Winner's full circle: Do as I say, not as I did


Lauren Winner can make a splash. Girl Meets God documented her conversion from Orthodox Judaism to Christianity, and Mudhouse Sabbath (yes, that's a reference to her favorite Charlottesville caffeine dealership) explored the bonds between the two faiths. These days, though, her name is turning up in sex-themed Internet searches. And she couldn't be happier.

Real Sex: The Naked Truth About Chastity hasn't hit bookstores yet, but it has already started a buzz– including a major piece in the New York Times.

"Younger readers are hungry for books about this topic that are honest," says Winner, a lecturer at UVA while she's completing her Columbia Ph.D. "I don't think I've written the perfect book," she says, "but in some ways this was an effort to write the book that I wish I'd had to read."

To the relief of many of her readers, Winner, now 28 and married, is not really in a position to preach. After all, she lost her virginity at age 15 and continued to have premarital sex even after converting to Christianity.

"One of the reasons why the book took me so long to write was that finding an idiom to talk about something so personal that also has elements of shame was very difficult," she says.

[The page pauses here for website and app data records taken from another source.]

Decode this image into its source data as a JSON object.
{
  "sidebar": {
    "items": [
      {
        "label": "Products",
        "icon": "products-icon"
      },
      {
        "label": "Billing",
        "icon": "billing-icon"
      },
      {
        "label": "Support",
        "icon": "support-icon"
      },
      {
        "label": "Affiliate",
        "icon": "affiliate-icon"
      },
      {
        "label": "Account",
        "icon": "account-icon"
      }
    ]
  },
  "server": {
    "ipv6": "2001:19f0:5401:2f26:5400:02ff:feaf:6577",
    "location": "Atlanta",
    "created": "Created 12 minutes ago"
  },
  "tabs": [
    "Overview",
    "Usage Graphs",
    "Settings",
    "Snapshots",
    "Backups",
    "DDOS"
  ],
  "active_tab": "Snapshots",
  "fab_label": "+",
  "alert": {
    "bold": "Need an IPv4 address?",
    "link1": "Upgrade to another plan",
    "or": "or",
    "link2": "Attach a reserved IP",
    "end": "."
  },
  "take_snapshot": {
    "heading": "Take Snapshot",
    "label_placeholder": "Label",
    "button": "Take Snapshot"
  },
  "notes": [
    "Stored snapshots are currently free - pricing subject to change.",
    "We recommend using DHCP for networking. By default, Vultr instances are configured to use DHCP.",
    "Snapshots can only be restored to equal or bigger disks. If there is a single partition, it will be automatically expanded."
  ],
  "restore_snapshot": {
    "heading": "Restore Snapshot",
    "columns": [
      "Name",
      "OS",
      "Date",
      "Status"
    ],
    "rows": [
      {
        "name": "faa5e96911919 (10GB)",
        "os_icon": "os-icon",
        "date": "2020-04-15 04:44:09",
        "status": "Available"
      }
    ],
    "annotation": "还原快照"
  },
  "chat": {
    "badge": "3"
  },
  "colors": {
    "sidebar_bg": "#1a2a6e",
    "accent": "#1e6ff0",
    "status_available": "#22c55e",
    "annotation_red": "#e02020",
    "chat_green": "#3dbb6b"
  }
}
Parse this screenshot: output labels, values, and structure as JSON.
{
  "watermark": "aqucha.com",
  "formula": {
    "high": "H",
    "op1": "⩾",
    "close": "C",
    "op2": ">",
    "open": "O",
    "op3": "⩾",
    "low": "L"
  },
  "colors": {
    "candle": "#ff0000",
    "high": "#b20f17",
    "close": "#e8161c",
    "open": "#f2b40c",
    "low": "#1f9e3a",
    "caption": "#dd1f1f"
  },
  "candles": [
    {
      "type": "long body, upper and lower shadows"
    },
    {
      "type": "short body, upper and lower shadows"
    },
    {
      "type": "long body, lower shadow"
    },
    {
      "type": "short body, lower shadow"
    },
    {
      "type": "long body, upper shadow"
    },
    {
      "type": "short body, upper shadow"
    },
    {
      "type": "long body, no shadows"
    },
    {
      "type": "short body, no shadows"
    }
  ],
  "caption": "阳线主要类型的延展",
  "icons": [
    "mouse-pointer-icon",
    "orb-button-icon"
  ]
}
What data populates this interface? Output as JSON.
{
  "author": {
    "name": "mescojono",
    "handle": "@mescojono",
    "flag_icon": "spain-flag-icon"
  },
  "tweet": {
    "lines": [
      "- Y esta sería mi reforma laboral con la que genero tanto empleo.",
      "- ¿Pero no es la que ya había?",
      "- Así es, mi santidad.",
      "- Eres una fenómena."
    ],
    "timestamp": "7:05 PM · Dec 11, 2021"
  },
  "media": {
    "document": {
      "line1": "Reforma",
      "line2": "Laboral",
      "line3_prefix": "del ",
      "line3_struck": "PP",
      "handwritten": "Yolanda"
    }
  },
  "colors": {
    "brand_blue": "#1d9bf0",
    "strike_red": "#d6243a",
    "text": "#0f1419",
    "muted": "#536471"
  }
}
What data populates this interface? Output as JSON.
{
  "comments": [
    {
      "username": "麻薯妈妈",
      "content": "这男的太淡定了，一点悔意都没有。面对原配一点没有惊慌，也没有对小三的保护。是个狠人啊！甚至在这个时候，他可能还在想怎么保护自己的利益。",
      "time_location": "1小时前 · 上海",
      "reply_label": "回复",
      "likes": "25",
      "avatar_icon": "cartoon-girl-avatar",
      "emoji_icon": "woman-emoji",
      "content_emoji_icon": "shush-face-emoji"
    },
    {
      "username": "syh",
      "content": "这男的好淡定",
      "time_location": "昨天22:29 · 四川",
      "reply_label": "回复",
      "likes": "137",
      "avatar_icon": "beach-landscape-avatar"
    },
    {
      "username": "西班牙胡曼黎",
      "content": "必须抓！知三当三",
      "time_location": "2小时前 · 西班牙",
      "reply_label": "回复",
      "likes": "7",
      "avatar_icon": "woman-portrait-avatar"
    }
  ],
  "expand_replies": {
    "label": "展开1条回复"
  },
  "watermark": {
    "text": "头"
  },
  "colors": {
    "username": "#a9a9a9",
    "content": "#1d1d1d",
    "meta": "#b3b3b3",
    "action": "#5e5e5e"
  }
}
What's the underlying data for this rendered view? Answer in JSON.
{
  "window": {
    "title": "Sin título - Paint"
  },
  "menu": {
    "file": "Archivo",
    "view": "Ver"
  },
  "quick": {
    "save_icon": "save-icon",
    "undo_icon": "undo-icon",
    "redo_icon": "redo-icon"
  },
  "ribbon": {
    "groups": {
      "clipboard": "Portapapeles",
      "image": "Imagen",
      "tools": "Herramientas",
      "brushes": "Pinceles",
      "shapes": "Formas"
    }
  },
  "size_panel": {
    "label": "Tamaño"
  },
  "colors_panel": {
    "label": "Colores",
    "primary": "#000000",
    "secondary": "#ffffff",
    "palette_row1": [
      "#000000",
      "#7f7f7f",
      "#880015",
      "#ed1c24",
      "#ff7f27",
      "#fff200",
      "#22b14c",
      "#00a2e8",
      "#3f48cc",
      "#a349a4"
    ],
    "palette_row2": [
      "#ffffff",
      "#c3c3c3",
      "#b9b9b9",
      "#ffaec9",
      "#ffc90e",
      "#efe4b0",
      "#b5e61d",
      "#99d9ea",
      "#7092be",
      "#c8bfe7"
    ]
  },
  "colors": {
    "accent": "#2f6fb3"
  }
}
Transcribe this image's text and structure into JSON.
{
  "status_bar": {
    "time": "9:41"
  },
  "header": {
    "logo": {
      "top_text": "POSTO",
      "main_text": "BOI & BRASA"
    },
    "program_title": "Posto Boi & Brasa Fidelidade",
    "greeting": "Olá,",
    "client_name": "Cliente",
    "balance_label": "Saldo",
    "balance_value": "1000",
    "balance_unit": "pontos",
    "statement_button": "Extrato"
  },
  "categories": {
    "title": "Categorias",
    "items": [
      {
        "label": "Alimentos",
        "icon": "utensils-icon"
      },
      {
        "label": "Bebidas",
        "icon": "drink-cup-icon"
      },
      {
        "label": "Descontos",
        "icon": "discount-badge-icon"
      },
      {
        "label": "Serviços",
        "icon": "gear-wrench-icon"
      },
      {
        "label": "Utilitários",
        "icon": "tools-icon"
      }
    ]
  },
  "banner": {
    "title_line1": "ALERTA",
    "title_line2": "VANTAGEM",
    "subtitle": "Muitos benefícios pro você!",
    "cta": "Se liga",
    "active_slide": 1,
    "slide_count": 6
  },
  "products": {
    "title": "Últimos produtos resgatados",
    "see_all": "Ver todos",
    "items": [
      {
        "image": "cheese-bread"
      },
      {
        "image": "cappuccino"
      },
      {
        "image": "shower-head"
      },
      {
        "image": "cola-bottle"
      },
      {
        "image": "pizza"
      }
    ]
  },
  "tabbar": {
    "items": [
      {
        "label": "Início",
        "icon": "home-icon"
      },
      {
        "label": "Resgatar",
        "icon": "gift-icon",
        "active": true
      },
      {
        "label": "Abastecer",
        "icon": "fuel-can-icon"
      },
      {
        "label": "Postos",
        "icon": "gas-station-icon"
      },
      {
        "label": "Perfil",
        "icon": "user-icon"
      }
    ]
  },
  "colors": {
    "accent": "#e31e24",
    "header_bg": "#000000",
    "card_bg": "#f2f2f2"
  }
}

"The core message of my book is quite traditional and Biblical, but the idiom or tone of the book is really much less euphemistic," she says. "On some level I'm sitting back and I'm just curious to see if the lack of euphemism scares off some readers," says Winner, obviously amused at the thought.

She'll be touring heavily to promote the book in the months to come, with a large percentage of the scheduled stops at colleges. "I don't think that this is a book only for college-age readers, but I do think that's one place where sex is very much a live issue," she says.

John Portmann, an assistant professor in the Religious Studies department at UVA, is pleased to see Winner step forward with a modern take on the topic, but isn't sure it will have any effect on campuses. "I don't expect many UVA students to be persuaded by the argument that chastity is a really good idea," he says. "I don't think that chastity is 'in' at UVA."

We'll find out soon enough. Winner will appear at the Center for Christian Studies, near the Corner and in the heart of Wahoo territory, on Thursday, April 21, to talk and sign copies for anybody who's interested– regardless of whether they're students, Christians, or virgins.

"This is probably not the book for everyone," Winner admits, "but I think it will find both a Christian and a non-Christian audience."

Lauren Winner